Just to get this point out of the way, Spacing‘s three-part series isn’t going to look at water fountains, the operations of which are entirely about staff, plumbing, and sand. Rather, we’re going to try to unpack this strange riddle of why the City of Toronto has been so profoundly challenged to provide something as basic as decent washrooms in its public spaces.
The pandemic, of course, foregrounded the crisis, as year-round park use increased dramatically but restrictions, promulgated in the name of public health, forced a realization about the precariousness of spending time in public open space without ready access.
As with many Toronto stories, the deep history is not only revealing; it is also determinative. Until our civic and elected officials confront the reality that the City’s approach to washrooms is an especially extreme example of path dependency, nothing will change.
Herewith, part one of our series…
Victorian loos, restaurants and moral panic
Nineteenth century Torontonians were obsessed with all things British and Victorian, and so the municipality’s earliest public bathrooms — well documented in the City archives — were modelled on the lovingly tiled underground versions found throughout London, a city that virtually invented municipal water and waste-water infrastructure.
As the late Globe and Mail art critic John Bentley Mays explained in 1994, the city’s portfolio of nine underground public toilets reached peak demand in the 1930s, when Toronto’s population topped 600,000. Citing archivist Patrick Cummins, Mays wrote that those toilets saw “a stunning 3.28-million visits; 2.8- million by men, 460,000 by women.”
“This popularity was short-lived,” he added. “[T]he close- downs began in the late 1930s, with the proliferation of restaurants and stores with quasi-public washrooms, and, after the Second World War, with the arrival of fast-food spots complete with toilets. By 1950, though Toronto’s population had grown greatly, visits to Toronto’s four remaining stately toilets had dropped to only 1.4-million a year. The fate of this architectural type was sealed…”
Eventually, and unsurprisingly, the municipality’s deep-seated inclination to cut costs enters the narrative. Consider this very telling news item from 1983 (Globe and Mail):
Each time someone uses a public washroom at Danforth and Broadview avenues he receives a $5.80 subsidy from the City of Toronto, property commissioner Graham Emslie says.
The washroom, which ran up costs of $122,150 in 1982, was used by about 11,000 men and 10,000 women, Mr. Emslie said in a report to the city services committee yesterday.
”It’s hard to believe, isn’t it? It’s difficult to justify keeping an expensive operation like that open much longer,” Mr. Emslie said in an interview.

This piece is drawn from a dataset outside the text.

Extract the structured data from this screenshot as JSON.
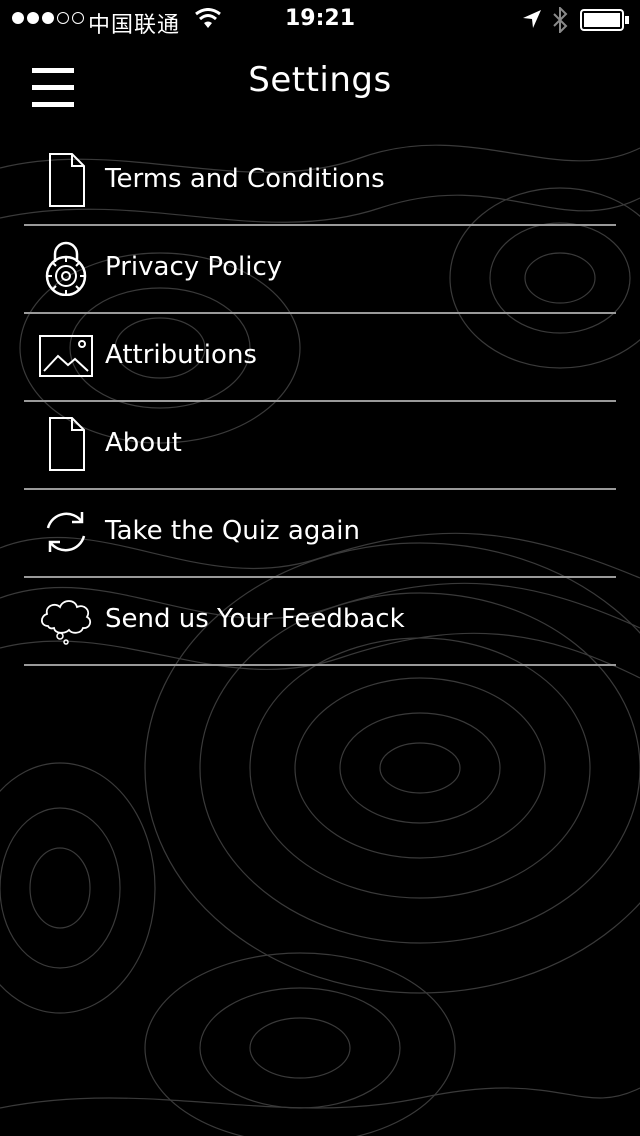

To save money, Mr. Emslie is recommending that the washroom be operated eight hours a day, five days a week, rather than the current schedule of 15 1/2 hours a day, six days a week. Two of the four full-time employees at the washroom would be removed and found jobs at other city-owned washrooms.

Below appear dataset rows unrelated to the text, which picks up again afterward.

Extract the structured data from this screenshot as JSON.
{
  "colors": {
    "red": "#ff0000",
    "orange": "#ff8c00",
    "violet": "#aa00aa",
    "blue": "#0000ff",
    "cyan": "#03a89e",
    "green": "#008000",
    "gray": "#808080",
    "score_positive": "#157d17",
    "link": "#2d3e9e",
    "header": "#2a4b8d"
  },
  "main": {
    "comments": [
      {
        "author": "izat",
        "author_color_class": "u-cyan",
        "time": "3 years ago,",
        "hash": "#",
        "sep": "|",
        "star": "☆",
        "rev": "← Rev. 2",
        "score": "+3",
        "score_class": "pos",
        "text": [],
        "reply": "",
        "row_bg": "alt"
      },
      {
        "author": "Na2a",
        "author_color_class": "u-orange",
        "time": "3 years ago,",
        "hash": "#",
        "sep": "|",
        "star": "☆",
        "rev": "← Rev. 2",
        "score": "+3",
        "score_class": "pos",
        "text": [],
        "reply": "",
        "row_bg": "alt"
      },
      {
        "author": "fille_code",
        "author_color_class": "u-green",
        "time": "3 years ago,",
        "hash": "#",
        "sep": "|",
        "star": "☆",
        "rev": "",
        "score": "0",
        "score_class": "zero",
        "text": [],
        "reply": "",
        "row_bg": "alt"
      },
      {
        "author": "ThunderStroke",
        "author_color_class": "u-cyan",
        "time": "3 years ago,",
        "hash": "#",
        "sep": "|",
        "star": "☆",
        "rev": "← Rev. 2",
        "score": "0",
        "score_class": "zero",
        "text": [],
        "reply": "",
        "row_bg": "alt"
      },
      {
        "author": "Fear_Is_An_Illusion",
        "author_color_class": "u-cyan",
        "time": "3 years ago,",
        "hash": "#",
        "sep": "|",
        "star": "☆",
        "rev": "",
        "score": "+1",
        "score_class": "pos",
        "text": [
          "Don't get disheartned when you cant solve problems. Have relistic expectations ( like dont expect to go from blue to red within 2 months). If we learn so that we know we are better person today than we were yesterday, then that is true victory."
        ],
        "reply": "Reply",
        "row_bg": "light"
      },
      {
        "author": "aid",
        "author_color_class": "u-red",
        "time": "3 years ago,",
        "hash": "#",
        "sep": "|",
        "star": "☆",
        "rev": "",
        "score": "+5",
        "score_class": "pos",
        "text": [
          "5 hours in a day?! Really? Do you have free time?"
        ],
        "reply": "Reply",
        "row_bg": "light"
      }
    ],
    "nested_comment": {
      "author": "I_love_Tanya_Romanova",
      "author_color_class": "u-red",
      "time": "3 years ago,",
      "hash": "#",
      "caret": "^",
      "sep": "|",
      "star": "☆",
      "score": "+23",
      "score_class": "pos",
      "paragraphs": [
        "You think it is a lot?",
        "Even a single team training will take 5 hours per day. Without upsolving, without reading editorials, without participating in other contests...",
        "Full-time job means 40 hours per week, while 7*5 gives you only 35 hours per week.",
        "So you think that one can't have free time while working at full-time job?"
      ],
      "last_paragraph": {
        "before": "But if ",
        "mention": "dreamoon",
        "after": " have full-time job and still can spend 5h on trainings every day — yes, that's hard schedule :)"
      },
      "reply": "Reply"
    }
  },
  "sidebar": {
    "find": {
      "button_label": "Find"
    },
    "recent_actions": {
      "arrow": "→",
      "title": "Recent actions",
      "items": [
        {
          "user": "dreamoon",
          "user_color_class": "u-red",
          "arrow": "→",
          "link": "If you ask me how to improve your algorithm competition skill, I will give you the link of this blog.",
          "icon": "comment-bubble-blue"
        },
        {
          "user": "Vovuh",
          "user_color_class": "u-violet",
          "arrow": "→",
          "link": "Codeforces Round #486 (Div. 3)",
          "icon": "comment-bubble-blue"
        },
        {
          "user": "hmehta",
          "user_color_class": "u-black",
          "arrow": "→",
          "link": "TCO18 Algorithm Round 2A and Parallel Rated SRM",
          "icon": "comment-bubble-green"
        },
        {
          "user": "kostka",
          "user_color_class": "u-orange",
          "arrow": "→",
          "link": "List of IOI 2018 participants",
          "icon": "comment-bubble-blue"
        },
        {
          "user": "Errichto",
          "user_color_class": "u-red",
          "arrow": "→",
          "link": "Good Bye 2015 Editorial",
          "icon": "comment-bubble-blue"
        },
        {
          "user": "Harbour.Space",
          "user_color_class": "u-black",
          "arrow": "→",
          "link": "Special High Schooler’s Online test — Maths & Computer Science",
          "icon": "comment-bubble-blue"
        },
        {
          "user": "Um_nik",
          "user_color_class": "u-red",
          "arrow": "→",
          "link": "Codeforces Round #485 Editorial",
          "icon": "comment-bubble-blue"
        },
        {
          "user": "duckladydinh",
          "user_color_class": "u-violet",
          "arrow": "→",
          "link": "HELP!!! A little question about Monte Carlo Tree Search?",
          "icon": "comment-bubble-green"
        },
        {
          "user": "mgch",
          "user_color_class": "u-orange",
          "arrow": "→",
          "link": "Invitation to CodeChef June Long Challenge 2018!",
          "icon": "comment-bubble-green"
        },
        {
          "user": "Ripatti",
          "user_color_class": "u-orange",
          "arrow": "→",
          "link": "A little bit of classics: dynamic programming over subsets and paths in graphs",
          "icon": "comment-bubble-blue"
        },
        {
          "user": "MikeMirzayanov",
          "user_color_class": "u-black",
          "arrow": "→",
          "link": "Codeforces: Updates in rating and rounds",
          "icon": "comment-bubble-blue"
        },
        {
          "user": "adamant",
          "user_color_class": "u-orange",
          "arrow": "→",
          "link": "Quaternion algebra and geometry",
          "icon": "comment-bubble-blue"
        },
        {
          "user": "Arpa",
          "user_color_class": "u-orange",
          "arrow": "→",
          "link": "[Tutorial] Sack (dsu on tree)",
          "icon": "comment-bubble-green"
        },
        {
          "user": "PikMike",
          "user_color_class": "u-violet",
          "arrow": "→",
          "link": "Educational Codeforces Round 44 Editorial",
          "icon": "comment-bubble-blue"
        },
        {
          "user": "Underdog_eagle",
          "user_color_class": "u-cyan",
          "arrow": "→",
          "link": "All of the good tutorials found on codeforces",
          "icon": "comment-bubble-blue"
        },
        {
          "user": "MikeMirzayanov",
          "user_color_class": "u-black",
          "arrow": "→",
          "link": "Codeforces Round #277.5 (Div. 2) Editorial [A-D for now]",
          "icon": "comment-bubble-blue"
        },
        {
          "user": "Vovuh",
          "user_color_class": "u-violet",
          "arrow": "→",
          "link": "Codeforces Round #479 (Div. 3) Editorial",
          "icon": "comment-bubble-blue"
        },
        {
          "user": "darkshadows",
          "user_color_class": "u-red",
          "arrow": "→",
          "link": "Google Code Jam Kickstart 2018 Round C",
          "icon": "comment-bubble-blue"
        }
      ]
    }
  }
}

The report also says council should consider closing the building permanently in January, 1985.
Yet as any student of Toronto history knows, the regulation of public space has never just been a matter of resources, or the lack thereof. The city’s DNA is deeply encoded with an inclination to police what it considers to be morally dubious behaviour in public space — a habit of civic mind that extends from “Of Toronto the Good,” C.S. Clark’s 1898 jeremiad, to police clampdown on Communist protest marches in the 1920s to council’s decision earlier this spring to uphold its, um, prohibition on liquor consumption in parks.

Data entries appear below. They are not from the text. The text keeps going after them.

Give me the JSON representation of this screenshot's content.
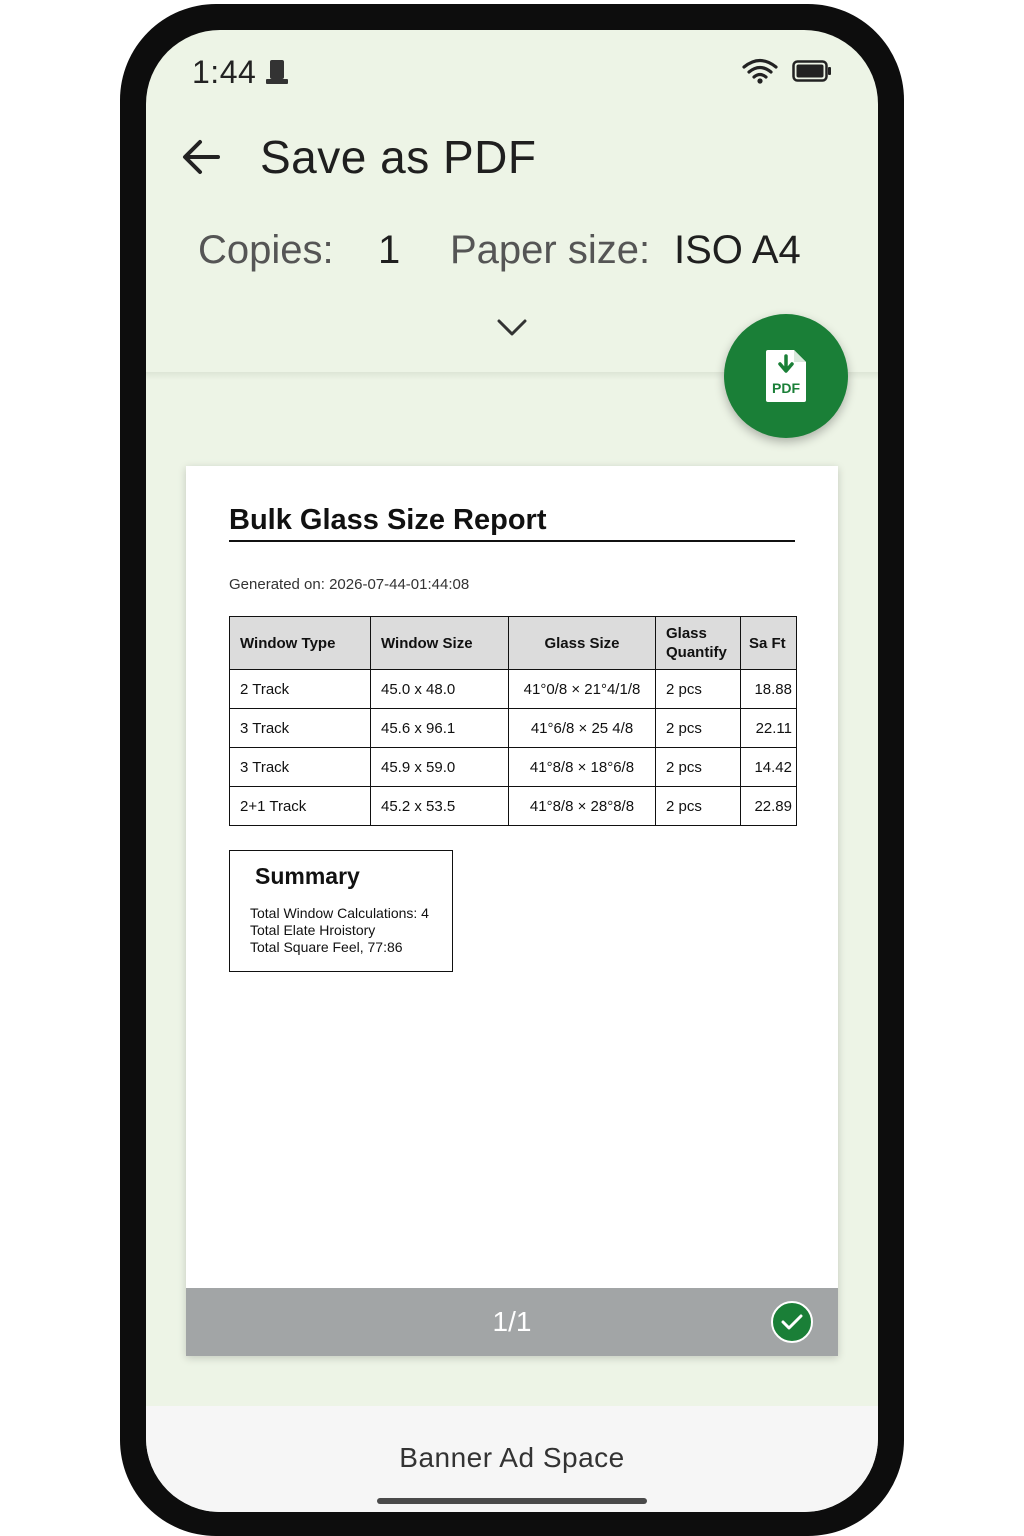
{
  "status_bar": {
    "time": "1:44"
  },
  "header": {
    "title": "Save as PDF",
    "copies_label": "Copies:",
    "copies_value": "1",
    "paper_size_label": "Paper size:",
    "paper_size_value": "ISO A4"
  },
  "fab": {
    "label": "PDF",
    "icon": "pdf-download-icon",
    "color": "#1a7f37"
  },
  "document": {
    "title": "Bulk Glass Size Report",
    "generated_label": "Generated",
    "generated_value": " on: 2026-07-44-01:44:08",
    "table": {
      "headers": [
        "Window Type",
        "Window Size",
        "Glass Size",
        "Glass Quantify",
        "Sa Ft"
      ],
      "rows": [
        [
          "2 Track",
          "45.0 x 48.0",
          "41°0/8  × 21°4/1/8",
          "2 pcs",
          "18.88"
        ],
        [
          "3 Track",
          "45.6 x 96.1",
          "41°6/8 × 25 4/8",
          "2 pcs",
          "22.11"
        ],
        [
          "3 Track",
          "45.9 x 59.0",
          "41°8/8 × 18°6/8",
          "2 pcs",
          "14.42"
        ],
        [
          "2+1 Track",
          "45.2 x 53.5",
          "41°8/8 × 28°8/8",
          "2 pcs",
          "22.89"
        ]
      ]
    },
    "summary": {
      "title": "Summary",
      "lines": [
        "Total Window Calculations: 4",
        "Total Elate Hroistory",
        "Total Square Feel, 77:86"
      ]
    },
    "page_indicator": "1/1"
  },
  "banner": {
    "text": "Banner Ad Space"
  },
  "colors": {
    "background": "#edf4e6",
    "accent": "#1a7f37",
    "footer": "#a2a5a6"
  }
}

In the late 1970s and early 1980s, the city focused its institutional moral approbation on gay men, and the apparent use of public washrooms for sex. Let’s get one important point out of the way: bathrooms everywhere have been used for sex — public, private, institutional — for ages. And Toronto is by no means the only city to clamp down on this practice.
But in Toronto in the late 1970s and into the pre-HIV/AIDS 1980s, it would be fair to say that moral panic about gay sex in public spaces was cresting, and certainly received a great deal of extra political energy after the 1977 rape and murder on Yonge Street of shoeshine boy Emanuel Jaques.
“Mayor Dennis Flynn of Etobicoke,” according to a 1979 Globe and Mail story, “reports that sexual approaches to children by strangers have increased in the borough’s public washrooms and in isolated parts of shopping malls. It is potentially very serious, he says. He urges parents to accompany your children to the washroom, don’t send them alone.”
Newspaper stories, in fact, often conflated homosexuality with pedophilia. John Sewell, elected mayor in 1978, lost his re-election bid in large measure because of his public defence of gay rights — a stance Art Eggleton used as a political cudgel in the 1980 campaign.
The Metropolitan Toronto Police moved aggressively to shut down bath houses and conduct surveillance activities in spaces where gay men met for sex. As the Toronto Star reported, “Metro police [say] the incidence of washroom sex is `definitely a problem.’ `There are some sick puppies out there,’ said Constable Rene Lessard.”
Elsewhere in Ontario, it wasn’t unusual at the time for mass arrests of gay men nabbed for having sex in bathrooms (or parks) and the publication of the names of the accused.
G&M 1983: “The names of 32 men charged with gross indecency following an investigation of incidents in the public washrooms of the Orillia Opera House can be released to the media before the accused go to trial, an Ontario Supreme Court judge ruled yesterday.”
G&M 1984: “Waterloo Regional Police have charged 27 men with 47 counts of indecent acts and gross indecency after a week-long surveillance of a washroom at a Kitchener park.”
“Toronto is beset by an epidemic of gross indecency in public washrooms,” provincial court judge Claude Paris said during a 1983 sentencing hearing for two accused, adding that the rapidly increasing use of some washrooms as meeting places has become “a plague that threatens the quality of life in Toronto.”
It fell to the Canadian Civil Liberties Association to argue, as it did in 1986, that police surveillance cameras installed in public washrooms represented “overkill.” But even the CCLA’s objection was couched: “Having sex in the washrooms is wrong, says Alan Borovoy, general counsel for the group, but `snooping techniques should be saved for the most serious kinds of offences.’ With sex in washrooms, `you’re talking at most of a nuisance,’ Borovoy said.”
In the years that followed, the HIV/AIDs epidemic forced a much needed societal reckoning about LGBTQ+ rights and claims to city spaces. Queer politicians were elected to public office, and pushed the police to shift its views on LGBTQ+ communities. Many commercial and residential landlords gradually dropped their discriminatory rental practices. Employers and marketers saw openings. And the list goes on (though these gains are again under threat).
What did not change with the times, however, was the City’s outlook on public washrooms. The moral panic of the pre-HIV/AIDS period established in both the public and administrative mind that these facilities were socially problematic, to be maintained grudgingly, and with little more than cursory attention.
After all, community groups were still more than capable of whipping up the media and local politicians, as one Scarborough group did as recently as 1993, when it launched what it called “a pervert patrol” in a local park. The police obligingly posted notices warning that “[p]ersons engaged in prohibited activities will be prosecuted. These premises are patrolled by plainclothes officers.”
Is it any wonder that these amenities didn’t ever have a political or bureaucratic champion?